Health Department Employees Working In Asbestos-Contaminated Building

Illustration of potential asbestos exposure in a building

The Allegheny County Health Department’s employees have been working in extremely unfavorable conditions, including mold and asbestos. The Oakland campus is comprised of offices and a public clinic.

Ceilings are exposed, the walls have mold growing on them, water is leaking from the roof and accumulating in pails, and vents have been cleaned with the remnant dust piled on employees’ desks.

“We’ve been told there’s asbestos in the building, there is fiberglass on the tiles, everything is just in a state of disrepair,” said one of the employees Dawn Black. “I started here in 1999 and they’ve been telling us since then they’re going to move us to a better building.”

Some have argued that a building in this type of condition would surely be shut down by the Occupational Safety and Health Administration (OSHA), if it were a private company, rather than government-owned. Among those speaking out is the SEIU Local 668, which held a news conference about the matter on Tuesday.

“The current conditions are unacceptable for workers and patients,” said state representative Patrick Harkins. “It’s the people that don’t have much, and they’re relying on the system to work for them, and they’re coming here for a health issue, and in return they may be exposing themselves to something else.”

That something else is the hazardous toxin asbestos, where its exposure can lead to mesothelioma cancer—an aggressive cancer affecting the membrane lining of the lungs and abdomen.

The Health Department claims that come December it will either sell the building or renovate it. Many are upset with this time being so far away.

“It has to be done right now. These folks are living in dangerous conditions,” said John Listisen.

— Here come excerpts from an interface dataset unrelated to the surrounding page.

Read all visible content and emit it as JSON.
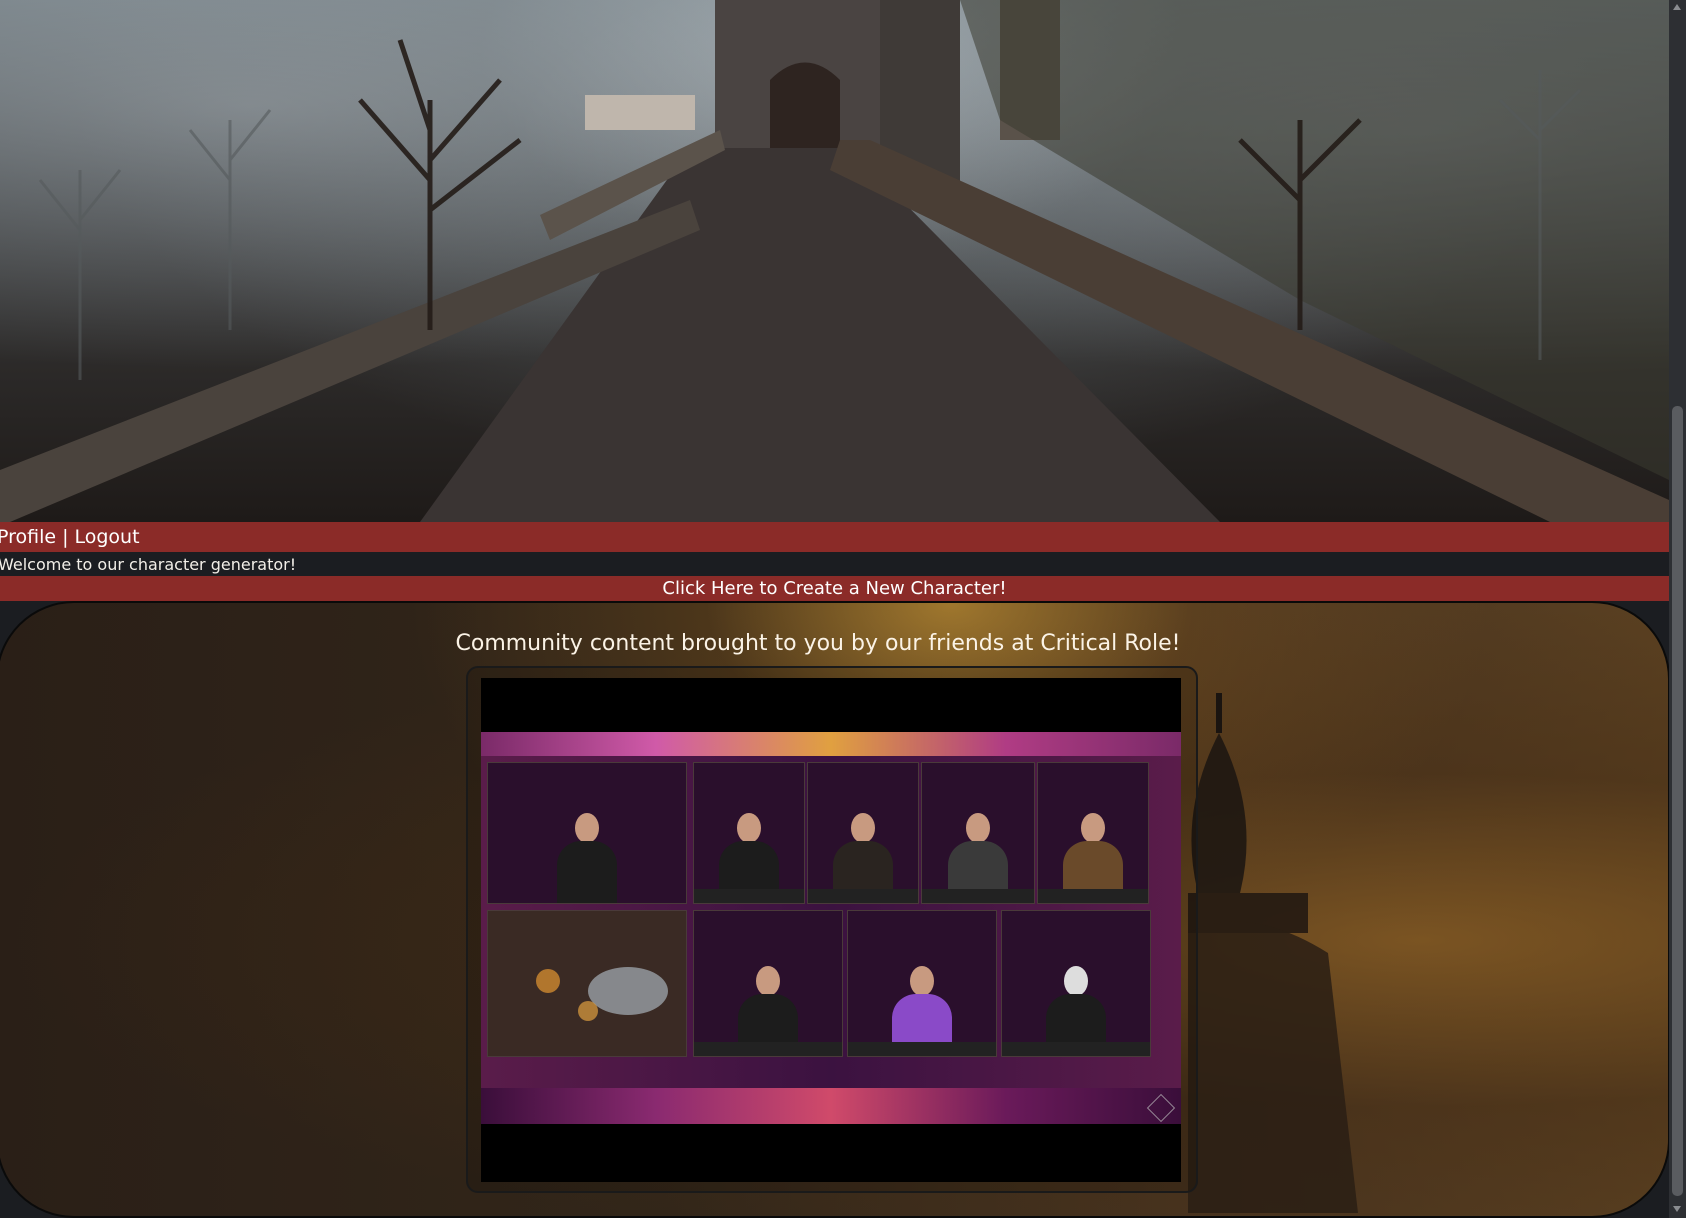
{
  "nav": {
    "profile_label": "Profile",
    "separator": "|",
    "logout_label": "Logout"
  },
  "welcome_text": "Welcome to our character generator!",
  "cta_label": "Click Here to Create a New Character!",
  "community": {
    "title": "Community content brought to you by our friends at Critical Role!"
  },
  "colors": {
    "accent_red": "#8b2b28",
    "dark_bg": "#1b1d21"
  }
}
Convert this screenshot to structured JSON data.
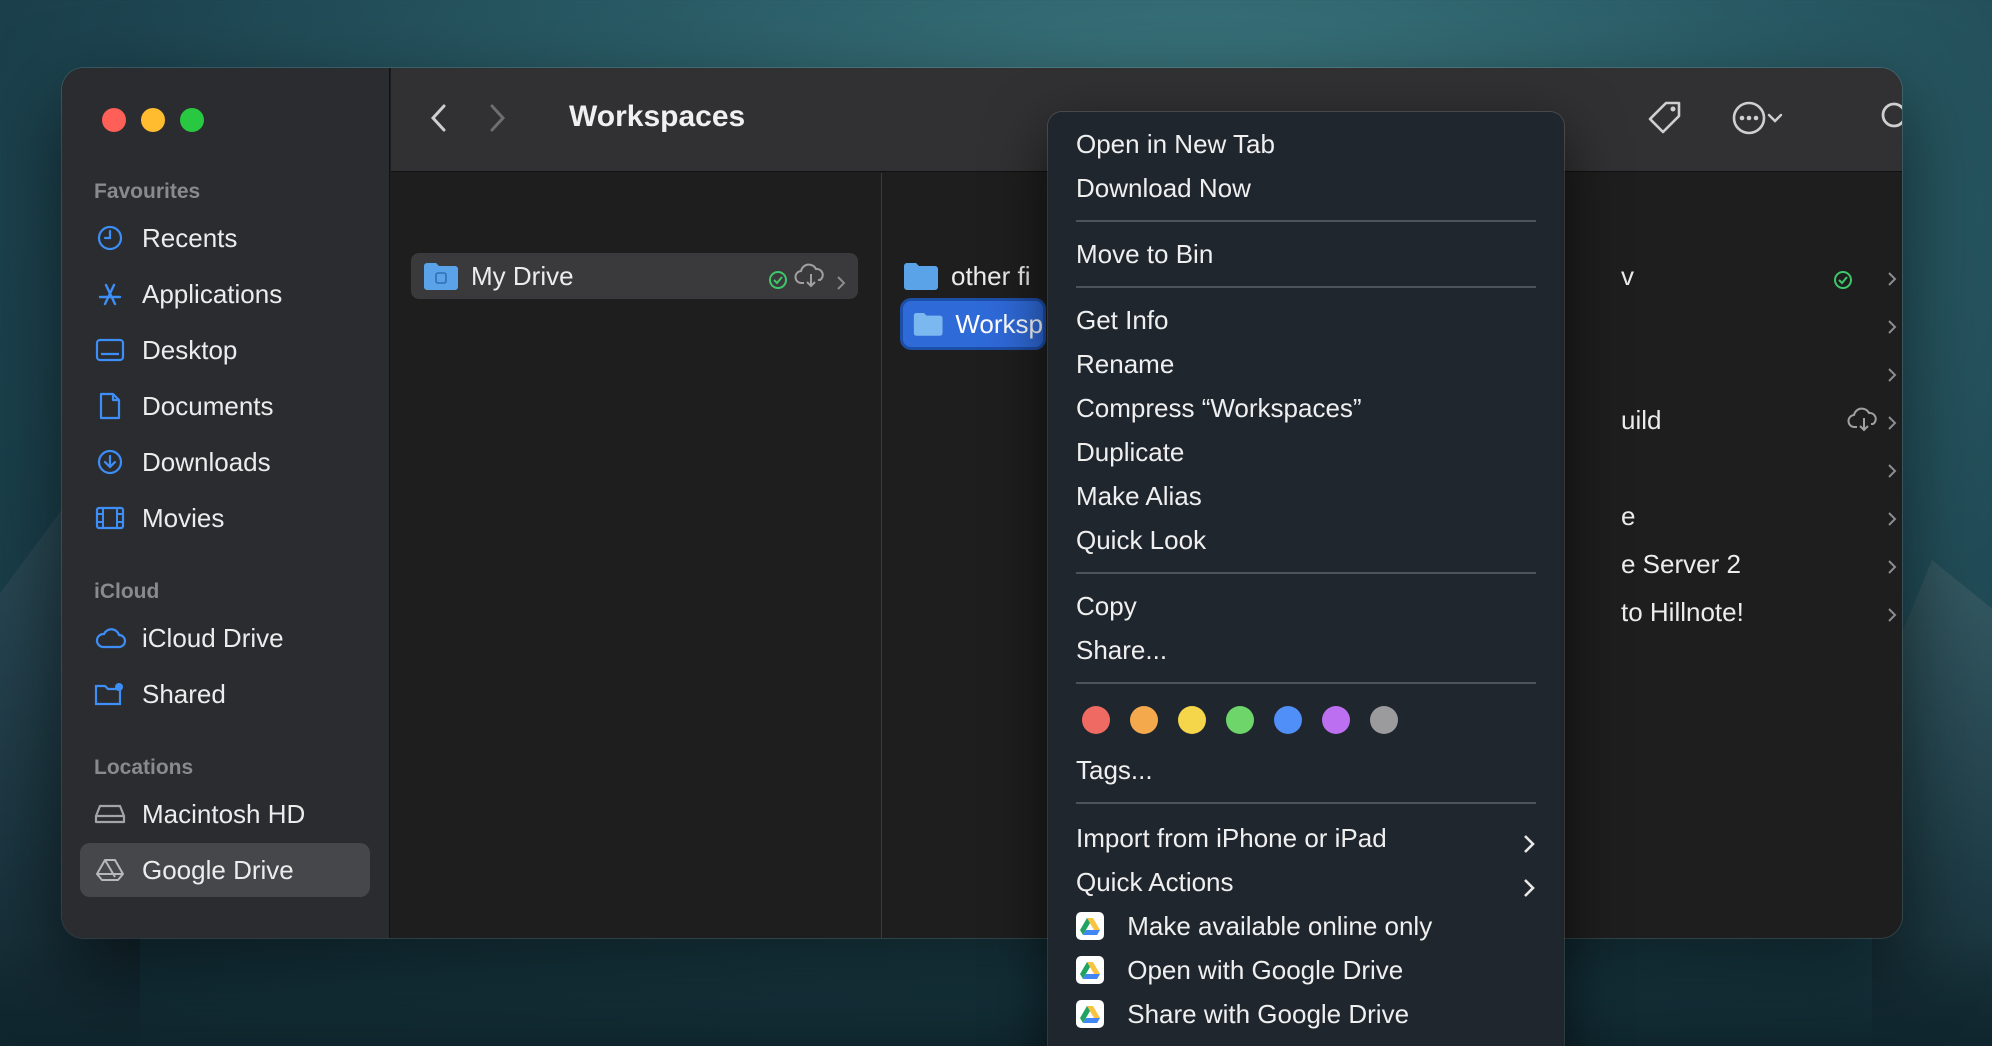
{
  "window": {
    "title": "Workspaces"
  },
  "sidebar": {
    "sections": [
      {
        "label": "Favourites",
        "items": [
          {
            "label": "Recents",
            "icon": "clock-icon"
          },
          {
            "label": "Applications",
            "icon": "applications-icon"
          },
          {
            "label": "Desktop",
            "icon": "desktop-icon"
          },
          {
            "label": "Documents",
            "icon": "document-icon"
          },
          {
            "label": "Downloads",
            "icon": "download-icon"
          },
          {
            "label": "Movies",
            "icon": "film-icon"
          }
        ]
      },
      {
        "label": "iCloud",
        "items": [
          {
            "label": "iCloud Drive",
            "icon": "cloud-icon"
          },
          {
            "label": "Shared",
            "icon": "shared-folder-icon"
          }
        ]
      },
      {
        "label": "Locations",
        "items": [
          {
            "label": "Macintosh HD",
            "icon": "harddrive-icon"
          },
          {
            "label": "Google Drive",
            "icon": "google-drive-icon",
            "selected": true
          }
        ]
      }
    ]
  },
  "columns": {
    "col1": [
      {
        "label": "My Drive",
        "status": "synced",
        "cloud": true
      }
    ],
    "col2": [
      {
        "label": "other fi"
      },
      {
        "label": "Worksp",
        "selected": true
      }
    ],
    "col3": [
      {
        "label": "v",
        "synced": true
      },
      {
        "label": ""
      },
      {
        "label": ""
      },
      {
        "label": "uild",
        "cloud": true
      },
      {
        "label": ""
      },
      {
        "label": "e"
      },
      {
        "label": "e Server 2"
      },
      {
        "label": "to Hillnote!"
      }
    ]
  },
  "context_menu": {
    "open_new_tab": "Open in New Tab",
    "download_now": "Download Now",
    "move_to_bin": "Move to Bin",
    "get_info": "Get Info",
    "rename": "Rename",
    "compress": "Compress “Workspaces”",
    "duplicate": "Duplicate",
    "make_alias": "Make Alias",
    "quick_look": "Quick Look",
    "copy": "Copy",
    "share": "Share...",
    "tags": "Tags...",
    "import_from": "Import from iPhone or iPad",
    "quick_actions": "Quick Actions",
    "make_online_only": "Make available online only",
    "open_with_gdrive": "Open with Google Drive",
    "share_with_gdrive": "Share with Google Drive",
    "tag_colors": [
      "#ee6a63",
      "#f4a94c",
      "#f5d54a",
      "#6dd56a",
      "#4f8ff7",
      "#bc6ff0",
      "#9b9b9e"
    ]
  },
  "colors": {
    "accent": "#2f6ad9",
    "sidebar_icon": "#3d8ef7"
  }
}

According to the facilities manager, the photos were taken before work totaling up to hundreds of thousands of dollars was completed. Yet, some employees have been handing out fliers to the public to spread the word regarding the mold and asbestos-contaminated conditions they’re forced to work in. A man who visits the clinic each year for his flu shot, Joe Shepler, “was alarmed by the conditions.”

“It’s disgusting. I mean this is supposed to be a clean, safe space and I come here and I haven’t noticed these specific things, but I have noticed it’s always shabby and dirty,” said Shepler.

The Allegheny County Council President John DeFazio thinks the problems still need concrete solutions since workers and the public might be at risk. He intends to schedule a meeting with the health department. Plus, the worker’s union is trying to do the same thing.

“You got a health department and they should be the first ones to make sure things are safe and done properly,” said DeFazio.

Acting Director of the Allegheny County Facilities Management Department Doug Nolfi publicly shared the below:

“Allegheny County’s Facilities Management Department has been working proactively to address decades of deferred maintenance on a number of county-owned facilities, including the clinic. We are aware of the challenges of the building, have met several times with employees and their union representatives over the past few months, and are continuing to make accommodations when appropriate.

The clinic is an integral part of the work that the Health Department does and it is important that it remain open and functioning for its patients while we address the immediate needs of the building (plumbing, roof, heating/cooling, etc.). We will continue to look at the building’s long-term capital needs against other options including relocating the facility to a building that may be more appropriate for the future of the clinic.”